INSERT INTO <tableName> (column1, column2, ...) VALUES (property1, property2,...)

is the name of the table into which the exported metadata will be inserted into.

(column1, column2, …) is an optional list of column names the metadata will be inserted into.

(property1, property2, …)
are member property names to be extracted.

So let’s take a simple example and extract the member and parent information.

In this example I have used a key for the /REQ parameter but the following is perfectly valid as well:

Instead of specifying the dimension name like you would normally when using the utility you use “Member”.

The query will extract the Member and Parent values and insert them into a table called PLAN_ACC, the number of columns in the table will need to match the number of properties being extracted.

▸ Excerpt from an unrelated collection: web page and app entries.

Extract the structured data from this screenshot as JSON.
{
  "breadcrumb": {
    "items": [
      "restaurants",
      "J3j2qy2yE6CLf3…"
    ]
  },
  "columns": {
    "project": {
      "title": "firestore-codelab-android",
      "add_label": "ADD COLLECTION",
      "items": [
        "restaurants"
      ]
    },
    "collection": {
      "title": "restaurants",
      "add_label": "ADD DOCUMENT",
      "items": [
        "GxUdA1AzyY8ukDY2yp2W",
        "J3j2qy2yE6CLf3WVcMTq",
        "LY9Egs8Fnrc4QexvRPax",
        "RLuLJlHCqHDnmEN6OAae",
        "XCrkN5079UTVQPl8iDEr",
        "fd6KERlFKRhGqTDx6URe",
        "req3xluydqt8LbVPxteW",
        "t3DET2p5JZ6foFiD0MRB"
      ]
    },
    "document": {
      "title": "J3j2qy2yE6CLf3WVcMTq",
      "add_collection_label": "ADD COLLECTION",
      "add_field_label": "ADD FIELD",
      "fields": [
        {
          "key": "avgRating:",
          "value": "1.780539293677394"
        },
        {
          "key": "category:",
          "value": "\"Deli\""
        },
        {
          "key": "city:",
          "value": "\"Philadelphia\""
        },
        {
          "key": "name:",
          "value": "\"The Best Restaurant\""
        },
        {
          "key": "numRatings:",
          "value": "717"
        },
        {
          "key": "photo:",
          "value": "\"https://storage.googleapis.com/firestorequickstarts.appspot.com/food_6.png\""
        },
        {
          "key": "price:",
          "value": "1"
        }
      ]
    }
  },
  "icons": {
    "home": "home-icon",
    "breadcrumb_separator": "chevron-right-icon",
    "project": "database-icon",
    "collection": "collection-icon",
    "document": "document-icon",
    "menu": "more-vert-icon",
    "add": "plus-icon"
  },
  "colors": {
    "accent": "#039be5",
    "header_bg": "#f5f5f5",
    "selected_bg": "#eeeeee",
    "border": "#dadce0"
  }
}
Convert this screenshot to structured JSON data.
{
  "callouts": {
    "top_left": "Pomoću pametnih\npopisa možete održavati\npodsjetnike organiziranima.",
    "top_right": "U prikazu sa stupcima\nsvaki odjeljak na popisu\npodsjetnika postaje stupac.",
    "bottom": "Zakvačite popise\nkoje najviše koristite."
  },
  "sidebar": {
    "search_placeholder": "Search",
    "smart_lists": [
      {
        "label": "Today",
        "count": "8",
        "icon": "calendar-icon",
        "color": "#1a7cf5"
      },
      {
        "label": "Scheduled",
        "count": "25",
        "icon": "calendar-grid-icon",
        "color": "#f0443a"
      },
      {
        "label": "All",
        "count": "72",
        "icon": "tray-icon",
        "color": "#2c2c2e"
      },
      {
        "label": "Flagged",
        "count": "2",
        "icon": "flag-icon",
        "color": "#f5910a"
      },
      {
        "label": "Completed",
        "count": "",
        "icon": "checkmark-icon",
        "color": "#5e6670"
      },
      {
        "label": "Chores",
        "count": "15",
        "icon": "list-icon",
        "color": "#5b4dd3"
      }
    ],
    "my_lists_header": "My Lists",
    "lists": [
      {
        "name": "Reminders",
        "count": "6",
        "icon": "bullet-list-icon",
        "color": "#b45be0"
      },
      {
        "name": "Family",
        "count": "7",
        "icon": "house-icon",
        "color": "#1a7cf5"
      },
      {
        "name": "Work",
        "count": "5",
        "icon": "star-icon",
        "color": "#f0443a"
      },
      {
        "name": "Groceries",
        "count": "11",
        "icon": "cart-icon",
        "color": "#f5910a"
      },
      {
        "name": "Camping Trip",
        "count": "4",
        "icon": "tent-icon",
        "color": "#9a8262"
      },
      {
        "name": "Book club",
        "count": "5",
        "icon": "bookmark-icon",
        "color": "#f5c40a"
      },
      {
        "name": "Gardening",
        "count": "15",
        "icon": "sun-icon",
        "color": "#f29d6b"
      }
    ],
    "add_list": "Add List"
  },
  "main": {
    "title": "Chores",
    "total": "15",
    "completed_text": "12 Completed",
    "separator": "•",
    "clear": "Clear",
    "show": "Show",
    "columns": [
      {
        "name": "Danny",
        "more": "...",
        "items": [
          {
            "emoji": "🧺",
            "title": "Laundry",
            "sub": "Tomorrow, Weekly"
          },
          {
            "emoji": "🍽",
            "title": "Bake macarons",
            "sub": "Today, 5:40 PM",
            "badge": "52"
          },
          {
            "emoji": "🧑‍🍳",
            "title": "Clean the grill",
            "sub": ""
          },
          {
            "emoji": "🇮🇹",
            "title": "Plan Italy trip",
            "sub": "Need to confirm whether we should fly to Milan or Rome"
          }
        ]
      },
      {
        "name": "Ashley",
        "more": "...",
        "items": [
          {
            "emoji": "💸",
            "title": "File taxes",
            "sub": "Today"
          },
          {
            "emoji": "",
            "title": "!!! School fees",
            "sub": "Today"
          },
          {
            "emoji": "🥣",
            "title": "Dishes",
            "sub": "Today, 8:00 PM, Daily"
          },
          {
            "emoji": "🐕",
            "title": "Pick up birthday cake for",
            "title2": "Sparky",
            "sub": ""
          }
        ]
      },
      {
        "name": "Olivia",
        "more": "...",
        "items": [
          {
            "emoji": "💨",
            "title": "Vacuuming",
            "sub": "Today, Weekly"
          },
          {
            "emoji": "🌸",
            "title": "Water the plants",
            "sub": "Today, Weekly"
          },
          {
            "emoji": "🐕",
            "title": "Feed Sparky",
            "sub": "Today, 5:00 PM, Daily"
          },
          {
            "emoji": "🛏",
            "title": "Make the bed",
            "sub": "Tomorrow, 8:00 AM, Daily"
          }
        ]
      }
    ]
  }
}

The name of columns in this case does not matter just as long as there are the same number of columns, the order of how they populated is defined by the query so in my example “Member “ then “Parent”.

Before running make sure the table and columns have been created as the utility will not do this and fail.

If you specify an incorrect table name or the table (this is based on Oracle): 

Incorrect number of columns in the table:

If the table has been created correctly then the export should be successful and the table populated.

It is worth pointing out that the table will not be cleared out before the export runs and unfortunately it doesn’t look like there is an option yet to do so, hopefully it will be added in the future as all it will require is another parameter with a true/false option but until then you will need to clear out the table with your own preferred method.

If the table has additional columns then you can define which columns to insert to in the query.

If you want to extract all the available properties then you can use the <properties> option in the query instead of specifying each property

Once again make sure the table has the same number of columns as properties that will be exported, if you are not sure how many columns are required then just run the script and check the output log as it will display all the properties that are being exported.

When the correct number of columns has been defined in the table the export should be successful.

Even the formulas are exported quite cleanly which I know could a bit of a pain when exporting to csv

There is another nice piece of functionality which allows you to export member properties based on the columns in the target table.

So say I had the following columns in a table: “Member”,”Parent”,”Alias: Default”

The column names must match the properties in planning.

In the query the <columns> option can be used.

When the export runs the utility will check the columns in the target table and then match that to the properties to export.

So there we have it yet another great additional to the Outline Load utility.